I remember sitting in a studio in my first year of University, a bright eyed 17 year old thinking that it was an amazing day, coupled not only with a few aspiring young and eager students, but the day I would change my life forever in the way my thoughts and mind processed ideas. The sheer magnitude of what it meant to be an Architect reigned true in my young and naive mind. I wanted to be the best at what I did – no matter what industry I chose. As much as my education in Architecture was aligned to how current Architectural theory was progressing, it was not entirely aligned with how rapid technology was moving. I understood I needed to engage in digital manipulation of form and narrative on all levels, but was not encouraged or pushed to do so. The way that these theoretical guidelines were developing as a process meant a lot to me, but I also knew then that I needed to build a skill-set within the digital realm for a real world connection – this thinking was rare I’ve come to realise. Most students were happy to naively sketch and create drawings without acknowledgement of developing their software skills and digital ideas. The degree for me and what it represented was not about learning to construct data intelligent buildings – it was about learning to theorise and extrapolate ideas in varying ways to drive complex form. I stand by and value what I gained from my degree in this way. It has ultimately allowed me to become the person I am today, but what I am now led to believe is that Architectural theory and design – and Architectural Practice in the real world are two very distinct and different processes that must come together. They both represent very different directions in career and in approach to building form both virtually and in the real world. I believe it is this disconnection that governs why we have some fundamental issues in Education and its disconnect from the rapid movements in embracing BIM as a process in Architecture. It is not about software, it is not about what our narrative and theoretical process is, it is that if we do include the BIM process or any other form of real world association to the degree we will have a generation of professionals not capable. The hesitation I believe is that there is a school of thought that the BIM process will not allow students to freely think – freely create form, and in turn become beautifully creative designers. I do not believe this is the case. If we did not theorise Kristeva, Nietzsche or Freud would we be better designers? This is debatable.

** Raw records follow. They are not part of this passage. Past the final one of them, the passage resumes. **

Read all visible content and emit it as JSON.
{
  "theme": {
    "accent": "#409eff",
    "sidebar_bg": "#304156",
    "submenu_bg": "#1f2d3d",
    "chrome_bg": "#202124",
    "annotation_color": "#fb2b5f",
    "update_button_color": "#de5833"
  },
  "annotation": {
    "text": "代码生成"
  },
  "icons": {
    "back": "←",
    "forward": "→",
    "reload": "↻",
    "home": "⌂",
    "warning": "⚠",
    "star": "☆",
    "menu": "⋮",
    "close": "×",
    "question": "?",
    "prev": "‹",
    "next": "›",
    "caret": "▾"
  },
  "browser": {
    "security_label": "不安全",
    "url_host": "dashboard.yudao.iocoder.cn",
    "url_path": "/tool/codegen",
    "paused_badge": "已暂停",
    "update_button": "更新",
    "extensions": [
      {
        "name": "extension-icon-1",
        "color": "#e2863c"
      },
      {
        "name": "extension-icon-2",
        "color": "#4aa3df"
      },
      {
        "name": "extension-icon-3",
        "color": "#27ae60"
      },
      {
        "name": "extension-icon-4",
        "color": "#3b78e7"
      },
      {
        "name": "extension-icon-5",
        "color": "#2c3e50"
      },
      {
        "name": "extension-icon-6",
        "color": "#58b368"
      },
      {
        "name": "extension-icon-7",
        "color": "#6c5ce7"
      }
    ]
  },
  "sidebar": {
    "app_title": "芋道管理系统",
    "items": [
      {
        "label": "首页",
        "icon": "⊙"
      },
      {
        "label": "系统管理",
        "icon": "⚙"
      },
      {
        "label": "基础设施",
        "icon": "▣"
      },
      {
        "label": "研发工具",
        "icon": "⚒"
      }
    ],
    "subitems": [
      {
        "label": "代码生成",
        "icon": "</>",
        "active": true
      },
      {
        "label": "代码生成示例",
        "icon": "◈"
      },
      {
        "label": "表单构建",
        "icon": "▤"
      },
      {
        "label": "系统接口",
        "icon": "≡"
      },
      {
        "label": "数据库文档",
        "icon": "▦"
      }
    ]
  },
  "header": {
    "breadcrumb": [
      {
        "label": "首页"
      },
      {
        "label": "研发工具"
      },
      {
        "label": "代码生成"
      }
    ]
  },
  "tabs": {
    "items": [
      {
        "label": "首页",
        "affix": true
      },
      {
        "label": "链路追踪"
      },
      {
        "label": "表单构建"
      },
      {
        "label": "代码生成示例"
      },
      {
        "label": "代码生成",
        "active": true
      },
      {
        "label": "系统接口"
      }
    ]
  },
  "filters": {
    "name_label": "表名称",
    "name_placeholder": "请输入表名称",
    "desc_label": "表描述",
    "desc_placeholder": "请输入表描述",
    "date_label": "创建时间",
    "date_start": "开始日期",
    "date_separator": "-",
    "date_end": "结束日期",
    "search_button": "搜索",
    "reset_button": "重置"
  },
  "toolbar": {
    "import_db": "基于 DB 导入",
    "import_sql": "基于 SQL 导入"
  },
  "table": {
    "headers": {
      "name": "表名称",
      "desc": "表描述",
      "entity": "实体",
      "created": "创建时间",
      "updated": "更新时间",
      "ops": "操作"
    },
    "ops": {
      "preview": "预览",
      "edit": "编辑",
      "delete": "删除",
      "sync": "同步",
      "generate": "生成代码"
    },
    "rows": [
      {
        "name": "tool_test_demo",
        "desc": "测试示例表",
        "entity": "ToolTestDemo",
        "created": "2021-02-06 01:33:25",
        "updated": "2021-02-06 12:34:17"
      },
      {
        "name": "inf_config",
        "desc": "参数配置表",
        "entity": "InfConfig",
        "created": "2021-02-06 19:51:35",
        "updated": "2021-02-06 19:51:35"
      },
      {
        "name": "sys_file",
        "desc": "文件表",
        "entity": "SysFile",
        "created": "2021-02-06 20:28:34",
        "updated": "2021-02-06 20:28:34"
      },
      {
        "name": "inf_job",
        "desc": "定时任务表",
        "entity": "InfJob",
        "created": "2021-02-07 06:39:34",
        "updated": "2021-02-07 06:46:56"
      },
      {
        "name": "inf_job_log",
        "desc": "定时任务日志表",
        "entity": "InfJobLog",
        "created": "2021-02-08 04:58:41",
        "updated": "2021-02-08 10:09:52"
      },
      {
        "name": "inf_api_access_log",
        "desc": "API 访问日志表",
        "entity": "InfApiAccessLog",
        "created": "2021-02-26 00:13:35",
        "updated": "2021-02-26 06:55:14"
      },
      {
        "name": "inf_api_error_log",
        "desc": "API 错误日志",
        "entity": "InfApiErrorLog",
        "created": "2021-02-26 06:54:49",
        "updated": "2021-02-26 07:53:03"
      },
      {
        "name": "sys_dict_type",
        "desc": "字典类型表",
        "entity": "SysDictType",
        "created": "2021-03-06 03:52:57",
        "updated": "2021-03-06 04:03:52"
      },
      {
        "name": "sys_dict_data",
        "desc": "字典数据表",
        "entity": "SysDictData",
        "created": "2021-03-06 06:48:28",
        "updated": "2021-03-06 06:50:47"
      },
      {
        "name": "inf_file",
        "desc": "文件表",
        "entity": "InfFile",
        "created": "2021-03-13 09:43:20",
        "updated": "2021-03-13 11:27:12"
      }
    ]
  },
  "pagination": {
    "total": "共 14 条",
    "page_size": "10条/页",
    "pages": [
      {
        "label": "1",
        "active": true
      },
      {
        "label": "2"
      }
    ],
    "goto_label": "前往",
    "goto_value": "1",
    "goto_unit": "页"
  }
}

The reality is that a large portion of students are graduating our Universities with some unrealistic dreams as outlined above but with no connection to the real world. We are bombarded for 5 or so years with the process side of an Architectural degree and less about the realistic nature of how we build. Yes we will all grasp and cling onto varying elements of the degree that we have passion for but I believe we need to allow a more informed and connected approach to real world examples. This is not foreign, not something that only exists in one University over another, it seems to be a universal problem out there. I believe it is something that we need to come to grasps with and ultimately try to change so that we have an informed generation of industry professionals we can bring on board when we are managing our own organisations. What concerns me is that education is too far removed from industry, the way we teach, our education system (albeit only slightly varied across different universities in the world) expels young industry professionals into a world not aligned with one they evolve through whilst studying. I believe it is an Architectural problem predominantly, mainly because that is the world I am closely connected to, but for other industries and careers alike the education and real world connections are still too disjointed.